Over the next couple of days I will be focusing on “close reading” but with a twist. Did you know that you can close read a video? a sound file? an image? If you did, then good on you. If not, then you are in for a treat. (My idea of fun is rather…idiosyncratic?)
Close reading is an old buzzword. The idea of slowing down and breaking open a text in order to explicate its meaning goes back to the the very earliest Biblical scholarship. Like most ideas it bears a bit of skepticism. In other words use it and don’t be used by it. Given that caveat here is how I closely annotate a video–I use Vialogues.
Vialogues is a free, online, video annotation tool that allows you to upload YouTube, Vimeo, or self-loaded videos (up to one gigabyte) for sharing and comment. It was created and is hosted by Columbia University’s EdLab at Teacher’s College. I have bee using it since 2012.
Here is one that I have created for us to “play” in. It is Monty Python’s John Cleese telling us “How to Be Creative”.
It is a simple process to comment once you have an account with Vialogues (FREE). Once you have practice with a few Vialogues then you can begin to see the power of the tool. I use it for lots of different purposes: personal, professional, and pedagogical
A discussion of dance moves.
RSA Short: Power to Create.
‘First day of class’ discussion: This Is Water
Natalie Majors’ video response to a question in an online Intro to Lit course

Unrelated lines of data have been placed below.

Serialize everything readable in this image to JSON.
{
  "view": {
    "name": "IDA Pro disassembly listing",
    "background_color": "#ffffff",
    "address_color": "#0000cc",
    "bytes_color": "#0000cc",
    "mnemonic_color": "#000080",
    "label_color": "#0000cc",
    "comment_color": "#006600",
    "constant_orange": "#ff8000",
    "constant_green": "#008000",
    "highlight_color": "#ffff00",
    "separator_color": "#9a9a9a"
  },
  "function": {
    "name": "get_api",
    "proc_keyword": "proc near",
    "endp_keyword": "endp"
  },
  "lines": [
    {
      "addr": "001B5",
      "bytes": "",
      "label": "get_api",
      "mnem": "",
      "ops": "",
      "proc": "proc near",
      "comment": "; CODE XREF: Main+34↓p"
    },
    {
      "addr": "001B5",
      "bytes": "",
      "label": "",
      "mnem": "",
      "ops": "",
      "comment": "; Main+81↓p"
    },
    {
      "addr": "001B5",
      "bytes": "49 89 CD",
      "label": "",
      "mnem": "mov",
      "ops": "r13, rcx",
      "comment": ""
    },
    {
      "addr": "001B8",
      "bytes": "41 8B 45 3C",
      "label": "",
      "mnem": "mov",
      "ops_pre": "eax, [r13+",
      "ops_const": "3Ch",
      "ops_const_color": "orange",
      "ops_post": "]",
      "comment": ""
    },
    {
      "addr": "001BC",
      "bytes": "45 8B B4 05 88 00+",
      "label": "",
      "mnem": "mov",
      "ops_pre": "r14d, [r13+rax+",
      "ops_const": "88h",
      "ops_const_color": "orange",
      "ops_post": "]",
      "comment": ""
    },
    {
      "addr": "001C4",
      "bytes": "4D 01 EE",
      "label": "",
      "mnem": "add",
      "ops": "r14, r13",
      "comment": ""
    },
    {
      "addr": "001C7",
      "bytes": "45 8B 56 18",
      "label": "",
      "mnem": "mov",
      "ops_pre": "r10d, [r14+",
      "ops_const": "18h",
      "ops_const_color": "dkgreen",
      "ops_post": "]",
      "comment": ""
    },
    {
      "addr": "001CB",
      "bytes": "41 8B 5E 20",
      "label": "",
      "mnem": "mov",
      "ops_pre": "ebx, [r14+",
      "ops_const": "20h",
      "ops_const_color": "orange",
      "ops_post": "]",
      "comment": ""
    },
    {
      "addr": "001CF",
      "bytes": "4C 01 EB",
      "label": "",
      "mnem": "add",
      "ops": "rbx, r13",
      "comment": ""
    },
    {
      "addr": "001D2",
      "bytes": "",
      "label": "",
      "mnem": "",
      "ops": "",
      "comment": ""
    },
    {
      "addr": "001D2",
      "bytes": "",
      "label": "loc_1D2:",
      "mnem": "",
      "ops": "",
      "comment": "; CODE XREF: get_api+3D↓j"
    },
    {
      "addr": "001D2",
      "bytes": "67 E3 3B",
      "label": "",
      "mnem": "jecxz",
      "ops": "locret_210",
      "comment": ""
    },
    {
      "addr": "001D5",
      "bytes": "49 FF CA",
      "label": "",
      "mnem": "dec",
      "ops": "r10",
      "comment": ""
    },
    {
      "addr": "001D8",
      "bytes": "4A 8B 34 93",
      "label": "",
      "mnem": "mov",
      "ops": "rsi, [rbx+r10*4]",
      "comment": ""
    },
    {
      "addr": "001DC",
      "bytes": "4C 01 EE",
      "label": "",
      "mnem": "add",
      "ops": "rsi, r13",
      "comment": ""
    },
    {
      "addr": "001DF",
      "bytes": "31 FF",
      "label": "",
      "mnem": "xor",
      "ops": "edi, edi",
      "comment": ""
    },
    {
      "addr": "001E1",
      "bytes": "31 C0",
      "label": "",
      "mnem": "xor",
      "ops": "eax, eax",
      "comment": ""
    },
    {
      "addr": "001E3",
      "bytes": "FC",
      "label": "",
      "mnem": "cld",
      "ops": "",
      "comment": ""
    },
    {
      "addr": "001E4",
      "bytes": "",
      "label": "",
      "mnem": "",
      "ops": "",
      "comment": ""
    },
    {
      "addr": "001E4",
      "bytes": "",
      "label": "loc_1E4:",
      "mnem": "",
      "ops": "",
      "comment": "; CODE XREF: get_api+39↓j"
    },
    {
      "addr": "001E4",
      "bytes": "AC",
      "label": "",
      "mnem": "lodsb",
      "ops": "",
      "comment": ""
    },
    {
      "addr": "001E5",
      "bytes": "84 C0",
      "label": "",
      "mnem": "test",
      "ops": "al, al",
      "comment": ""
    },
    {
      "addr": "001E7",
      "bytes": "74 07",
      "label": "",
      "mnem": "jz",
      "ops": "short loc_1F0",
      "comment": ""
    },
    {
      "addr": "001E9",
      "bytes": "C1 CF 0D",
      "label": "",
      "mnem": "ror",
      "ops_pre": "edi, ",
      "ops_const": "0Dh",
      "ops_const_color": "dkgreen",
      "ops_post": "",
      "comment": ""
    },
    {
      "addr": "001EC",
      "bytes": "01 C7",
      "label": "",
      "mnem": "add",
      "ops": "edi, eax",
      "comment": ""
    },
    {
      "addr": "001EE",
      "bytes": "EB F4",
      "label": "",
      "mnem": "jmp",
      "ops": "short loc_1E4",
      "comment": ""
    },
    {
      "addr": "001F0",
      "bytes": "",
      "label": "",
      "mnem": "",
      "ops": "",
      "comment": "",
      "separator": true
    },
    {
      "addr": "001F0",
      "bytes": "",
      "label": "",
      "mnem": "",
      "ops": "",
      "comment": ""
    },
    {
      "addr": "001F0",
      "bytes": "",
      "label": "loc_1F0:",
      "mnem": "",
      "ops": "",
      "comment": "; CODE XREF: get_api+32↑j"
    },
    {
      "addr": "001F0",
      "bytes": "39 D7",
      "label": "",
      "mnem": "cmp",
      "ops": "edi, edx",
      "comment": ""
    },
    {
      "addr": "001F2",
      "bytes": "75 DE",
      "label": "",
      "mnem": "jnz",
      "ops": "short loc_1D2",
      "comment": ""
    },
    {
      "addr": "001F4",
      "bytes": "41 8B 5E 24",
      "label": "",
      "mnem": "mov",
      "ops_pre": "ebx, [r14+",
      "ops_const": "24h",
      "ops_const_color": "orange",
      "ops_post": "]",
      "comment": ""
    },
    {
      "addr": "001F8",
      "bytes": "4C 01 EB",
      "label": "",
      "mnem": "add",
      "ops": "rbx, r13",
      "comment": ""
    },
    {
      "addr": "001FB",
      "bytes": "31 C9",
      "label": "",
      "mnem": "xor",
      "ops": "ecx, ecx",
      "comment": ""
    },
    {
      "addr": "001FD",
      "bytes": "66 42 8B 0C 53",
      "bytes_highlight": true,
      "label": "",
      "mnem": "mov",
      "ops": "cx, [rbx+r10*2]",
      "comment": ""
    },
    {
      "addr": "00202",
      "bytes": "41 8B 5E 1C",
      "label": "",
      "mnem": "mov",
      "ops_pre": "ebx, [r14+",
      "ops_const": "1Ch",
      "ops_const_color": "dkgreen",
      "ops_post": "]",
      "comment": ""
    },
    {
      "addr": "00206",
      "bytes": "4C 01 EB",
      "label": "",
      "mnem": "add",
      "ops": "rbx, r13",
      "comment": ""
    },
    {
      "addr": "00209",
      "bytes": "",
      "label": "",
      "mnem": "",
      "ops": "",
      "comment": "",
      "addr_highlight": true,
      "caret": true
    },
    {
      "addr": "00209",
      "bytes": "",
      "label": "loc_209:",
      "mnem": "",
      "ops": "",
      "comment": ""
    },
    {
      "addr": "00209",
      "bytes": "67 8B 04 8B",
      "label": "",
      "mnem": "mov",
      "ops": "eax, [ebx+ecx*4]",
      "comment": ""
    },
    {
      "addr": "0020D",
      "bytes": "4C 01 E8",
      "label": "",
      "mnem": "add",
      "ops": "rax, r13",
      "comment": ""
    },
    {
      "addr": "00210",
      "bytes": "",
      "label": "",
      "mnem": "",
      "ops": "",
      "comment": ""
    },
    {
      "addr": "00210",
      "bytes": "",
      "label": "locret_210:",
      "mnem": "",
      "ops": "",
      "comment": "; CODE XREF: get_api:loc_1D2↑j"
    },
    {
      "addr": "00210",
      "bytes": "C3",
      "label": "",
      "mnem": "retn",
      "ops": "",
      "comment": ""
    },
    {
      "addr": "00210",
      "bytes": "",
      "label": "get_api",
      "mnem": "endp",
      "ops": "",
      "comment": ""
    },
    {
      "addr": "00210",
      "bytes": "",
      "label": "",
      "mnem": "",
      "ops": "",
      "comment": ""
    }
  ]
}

Language use in Othello
John Seeley Brown: becoming an entrepreneurial learner
Venkatesh Rao: orderly readers
How do you get started with Vialogues?
1. Sign up for a free account. You can’t comment unless you have a login.
2. Browse the “explore” section to get ideas on using Vialogues.
3. You can get help online.
And now for something completely different. Set yer bizarr-0-meter to ten and have fun.